Although dozens of Staten Island needlewomen are represented in the 170-piece quilt collection of Historic Richmond Town/Staten Island Historical Society, none enjoys the renown of Mary Totten (1781-1861), whose family apparently became identified with Tottenville.
The gifted and inventive Totten’s quilts have traveled far from the South Shore. The New York State Historical Association (Cooperstown) owns one, as does the Smithsonian Institute. One of her Star of Bethlehem patterns, a popular 19th-century design, is even available as a poster peddled on-line.
Richmond Town owns two Tottens, both made in the 1830s and both sewn and pieced in the popular Star of Bethlehem design, surrounded by “leaves with wandering vines with flowers.” The more elaborate of the two adds birds to the vines and flowers surrounding its central star.
These days at Richmond Town, 441 Clarke Ave., visitors will see authentic-looking coverlets in the “living history” village’s restored period interiors, but all are reproductions.
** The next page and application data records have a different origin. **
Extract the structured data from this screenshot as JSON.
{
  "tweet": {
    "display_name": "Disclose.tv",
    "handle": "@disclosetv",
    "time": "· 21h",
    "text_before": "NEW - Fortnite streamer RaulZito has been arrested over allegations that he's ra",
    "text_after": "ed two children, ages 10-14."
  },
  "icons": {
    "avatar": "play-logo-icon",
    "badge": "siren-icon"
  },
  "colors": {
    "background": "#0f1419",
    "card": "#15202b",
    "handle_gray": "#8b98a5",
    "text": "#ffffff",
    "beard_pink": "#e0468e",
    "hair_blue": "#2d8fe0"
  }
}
The real quilts are too rare, valuable and fragile for long-term display.